The nerds descended upon historic Victoria College this past weekend for Gamercamp 2012, Toronto’s festival and conference for game development. I had the privilege of attending, and I’m here to give you the what’s what on all that went down.

The conference consists largely of talks by game developers from all levels of game studios — from mobile and iPad developers, to indie developers, to big-name studios like Ubisoft Toronto and Eidos Montreal. There are also workshops (which, unfortunately, I was unable to attend due to being swamped with interviews with some of the speakers) that dealt with everything from copyright (“How Not to Get Sued for your Videogame”), coding (“The Browser Arcade: Fundamentals of CreateJS Using HTML5), and brainstorming and developing a game (“Game Creation Speed Dating”). There was even a Motion Capture demonstration, that I was told by other people actually went into how much equipment costs, for budding entrepreneurs who were thinking about buying their own. There was also a game showcase featuring a wide array of PC and console games for attendees to play — festival favourites seemed to be Nidhogg, a sword fighting sidescroller, Guacamelee, a Mexican sidescroller in the vein of LittleBigPlanet,  and Lovers in a Dangerous Spacetime, a two-player co-op game where you must work together to protect a floating space station. A lot of the games featured were made right here in Toronto or in other Canadian provinces. There was a little bit of merch, but for the most part this is an educational experience, and not a capitalist-driven endeavor like, say, FanExpo Canada.

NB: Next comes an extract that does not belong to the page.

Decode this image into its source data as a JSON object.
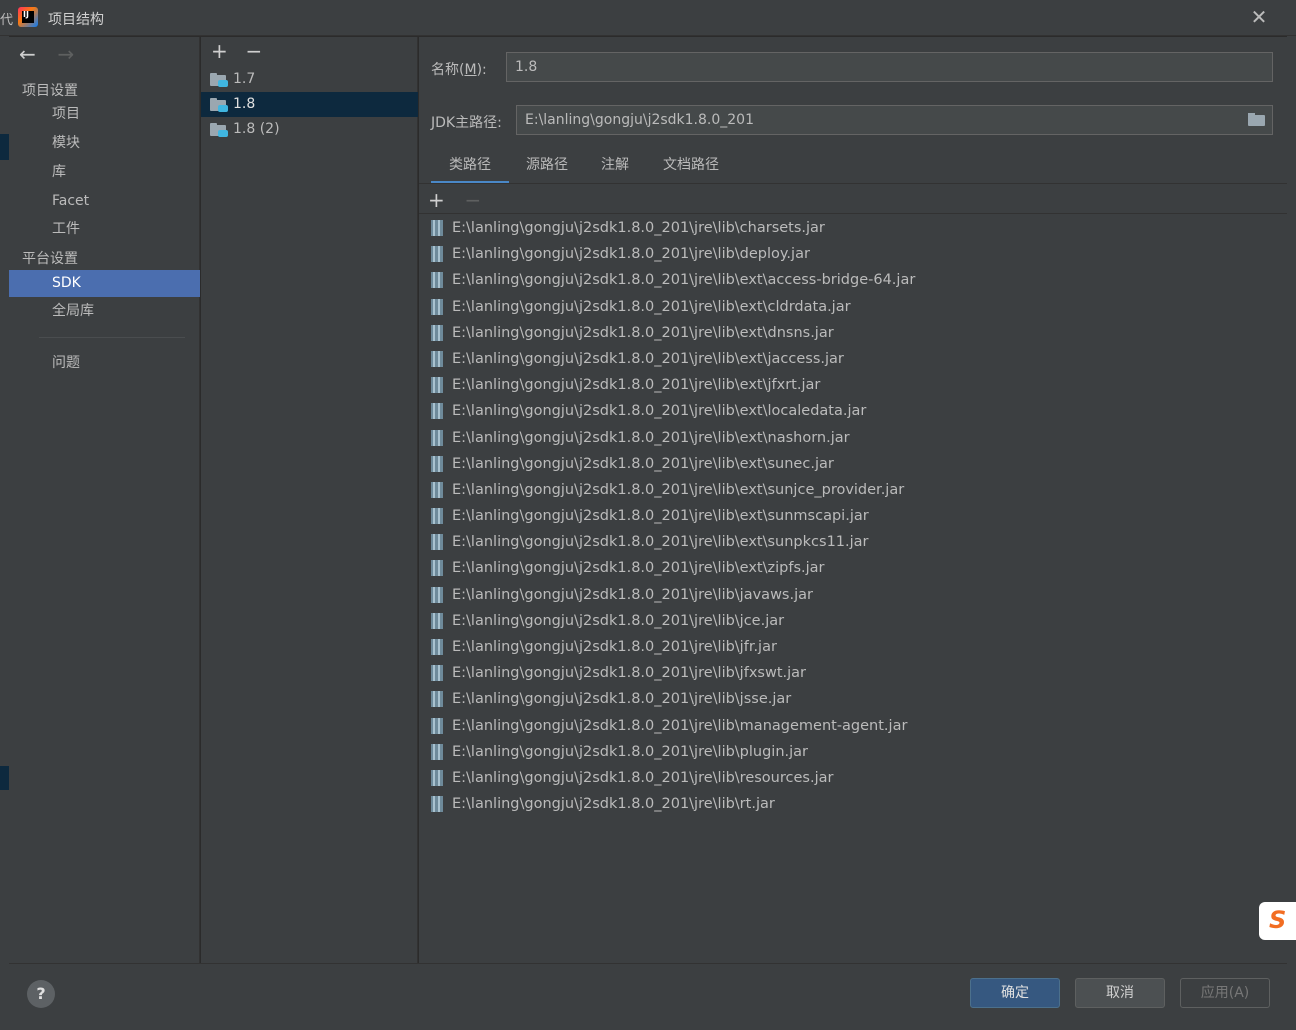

The speakers and workshop runners were a diverse group of people, as mentioned before, from both indie developers and bigger studios, and the talks given reflected this. They dealt with almost every aspect of game development — brainstorming ideas, pitching, writing proposals for grants, writing, coding and music. Ontario has a really good grant system for games, and Toronto is developing quite the thriving game scene, and this is the perfect place to meet people who want to make games. Pretty much all the guests were around all day, and were available to talk to. There are also a lot of game design students as well, so it’s a great place to meet people to collaborate with on future games. A lot of people seem to know each other already though, so you really have to not be shy. There’s even a party on Saturday night that is a great opportunity to schmooze (and shake your booty!), but buy your ticket early, because they’re usually sold out by the time the con rolls around.

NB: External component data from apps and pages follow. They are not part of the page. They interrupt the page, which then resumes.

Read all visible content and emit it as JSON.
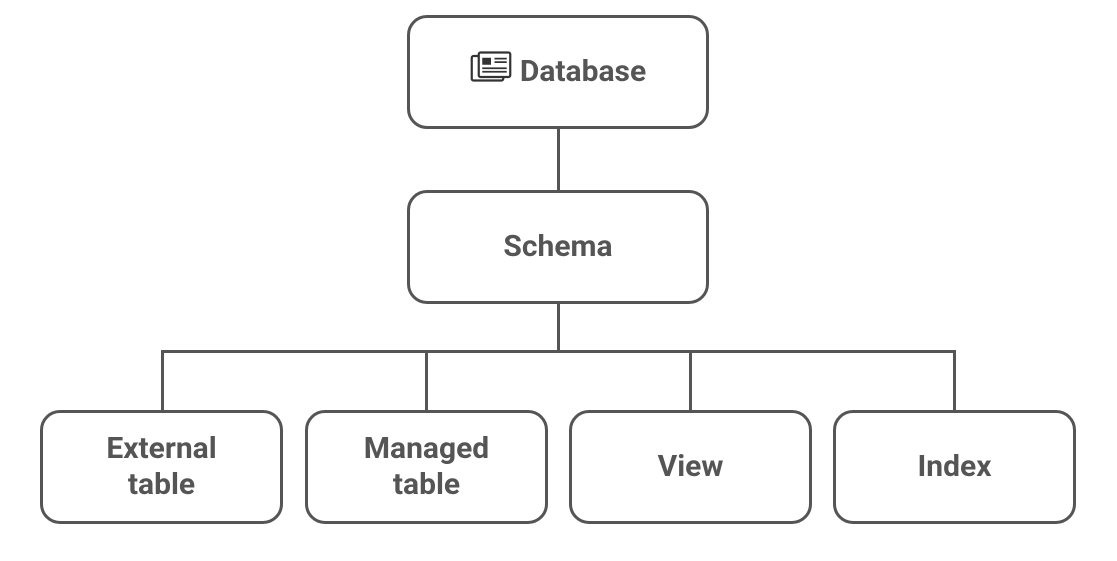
{
  "diagram": {
    "type": "hierarchy",
    "root": {
      "label": "Database",
      "has_icon": true,
      "icon_name": "database-newspaper-icon"
    },
    "level2": {
      "label": "Schema"
    },
    "leaves": [
      {
        "label": "External\ntable"
      },
      {
        "label": "Managed\ntable"
      },
      {
        "label": "View"
      },
      {
        "label": "Index"
      }
    ]
  },
  "colors": {
    "border": "#555555",
    "text": "#555555",
    "background": "#ffffff"
  }
}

Now, for the timeless question: what was it like being there as a woman? The answer is, you are definitely in a minority. I think I only saw about 25-30 female attendees, though a lot of the volunteers and staff were also women. There was only one female speaker, Mary DeMarle (who was great, and her talk about writing for games was wonderful), but I wish there had also been a female coder as well. I was the only female member of press there for sure. But everyone is really nice, and as long as you don’t get too intimidated, there’s a lot to get out of the experience. If you really want to make games, I would for sure recommend going, because you will learn a lot. And if you’re unable to make it, or missed some of the discussions, they will be made available on the Gamercamp website in January.

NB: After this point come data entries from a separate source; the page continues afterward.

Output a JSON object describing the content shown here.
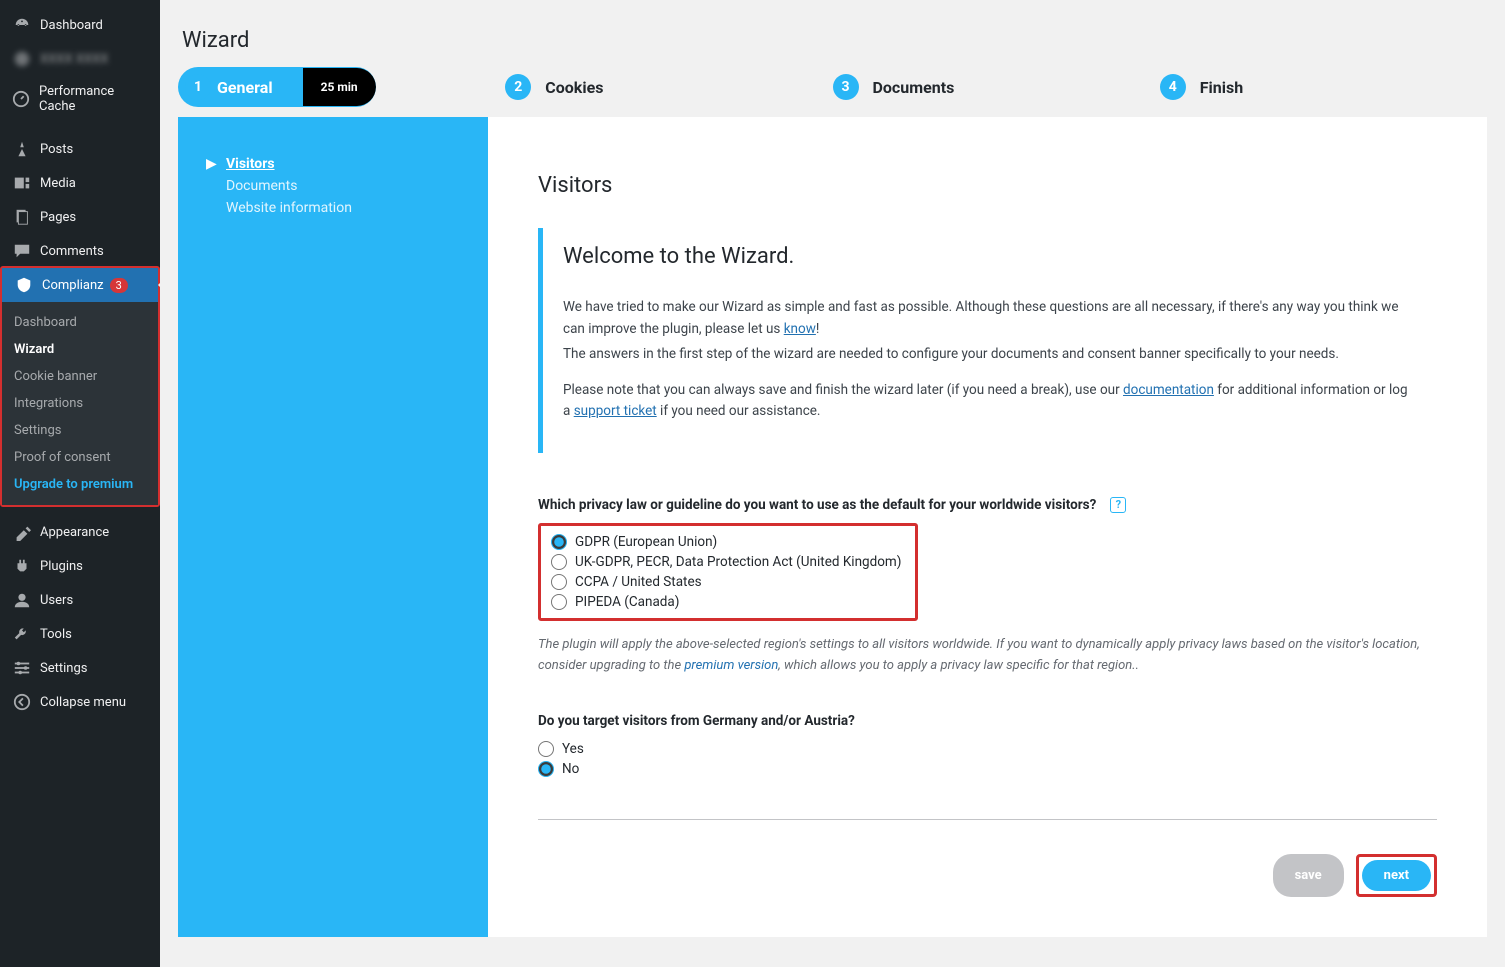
{
  "sidebar": {
    "items": [
      {
        "label": "Dashboard",
        "icon": "gauge"
      },
      {
        "label": "XXXX XXXX",
        "icon": "logo",
        "blurred": true
      },
      {
        "label": "Performance Cache",
        "icon": "gauge"
      },
      {
        "label": "Posts",
        "icon": "pin"
      },
      {
        "label": "Media",
        "icon": "media"
      },
      {
        "label": "Pages",
        "icon": "page"
      },
      {
        "label": "Comments",
        "icon": "comment"
      },
      {
        "label": "Complianz",
        "icon": "shield",
        "badge": "3",
        "active": true
      },
      {
        "label": "Appearance",
        "icon": "brush"
      },
      {
        "label": "Plugins",
        "icon": "plug"
      },
      {
        "label": "Users",
        "icon": "user"
      },
      {
        "label": "Tools",
        "icon": "wrench"
      },
      {
        "label": "Settings",
        "icon": "sliders"
      },
      {
        "label": "Collapse menu",
        "icon": "collapse"
      }
    ],
    "submenu": [
      {
        "label": "Dashboard"
      },
      {
        "label": "Wizard",
        "current": true
      },
      {
        "label": "Cookie banner"
      },
      {
        "label": "Integrations"
      },
      {
        "label": "Settings"
      },
      {
        "label": "Proof of consent"
      },
      {
        "label": "Upgrade to premium",
        "premium": true
      }
    ]
  },
  "page": {
    "title": "Wizard"
  },
  "steps": [
    {
      "num": "1",
      "label": "General",
      "time": "25 min",
      "active": true
    },
    {
      "num": "2",
      "label": "Cookies"
    },
    {
      "num": "3",
      "label": "Documents"
    },
    {
      "num": "4",
      "label": "Finish"
    }
  ],
  "subnav": [
    {
      "label": "Visitors",
      "active": true
    },
    {
      "label": "Documents"
    },
    {
      "label": "Website information"
    }
  ],
  "content": {
    "heading": "Visitors",
    "welcome_title": "Welcome to the Wizard.",
    "p1a": "We have tried to make our Wizard as simple and fast as possible. Although these questions are all necessary, if there's any way you think we can improve the plugin, please let us ",
    "p1_link": "know",
    "p1b": "!",
    "p2": "The answers in the first step of the wizard are needed to configure your documents and consent banner specifically to your needs.",
    "p3a": "Please note that you can always save and finish the wizard later (if you need a break), use our ",
    "p3_link1": "documentation",
    "p3b": " for additional information or log a ",
    "p3_link2": "support ticket",
    "p3c": " if you need our assistance.",
    "q1": "Which privacy law or guideline do you want to use as the default for your worldwide visitors?",
    "q1_options": [
      {
        "label": "GDPR (European Union)",
        "checked": true
      },
      {
        "label": "UK-GDPR, PECR, Data Protection Act (United Kingdom)"
      },
      {
        "label": "CCPA / United States"
      },
      {
        "label": "PIPEDA (Canada)"
      }
    ],
    "q1_hint_a": "The plugin will apply the above-selected region's settings to all visitors worldwide. If you want to dynamically apply privacy laws based on the visitor's location, consider upgrading to the ",
    "q1_hint_link": "premium version",
    "q1_hint_b": ", which allows you to apply a privacy law specific for that region..",
    "q2": "Do you target visitors from Germany and/or Austria?",
    "q2_options": [
      {
        "label": "Yes"
      },
      {
        "label": "No",
        "checked": true
      }
    ],
    "btn_save": "save",
    "btn_next": "next"
  }
}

Congratulations to Jaime Woo and the rest of the event organizers for putting together such a great celebration of games, and for allowing Paper Droids to come along for the ride! And keep an eye on our homepage for some of the interviews I managed to get over the weekend, with Vander Caballero, creator of Papo & Yo, Mary DeMarle, narrative director at Eidos Montreal, and Pat Redding from Ubisoft Toronto!

CORRECTION: I was actually one of three female journalists covering the event.

Writer, editor, and founding member of Paper Droids. RPG-lover, baby game maker, owned by corgi. Spends way too much time on Twitter @mk_patter. To reach by email: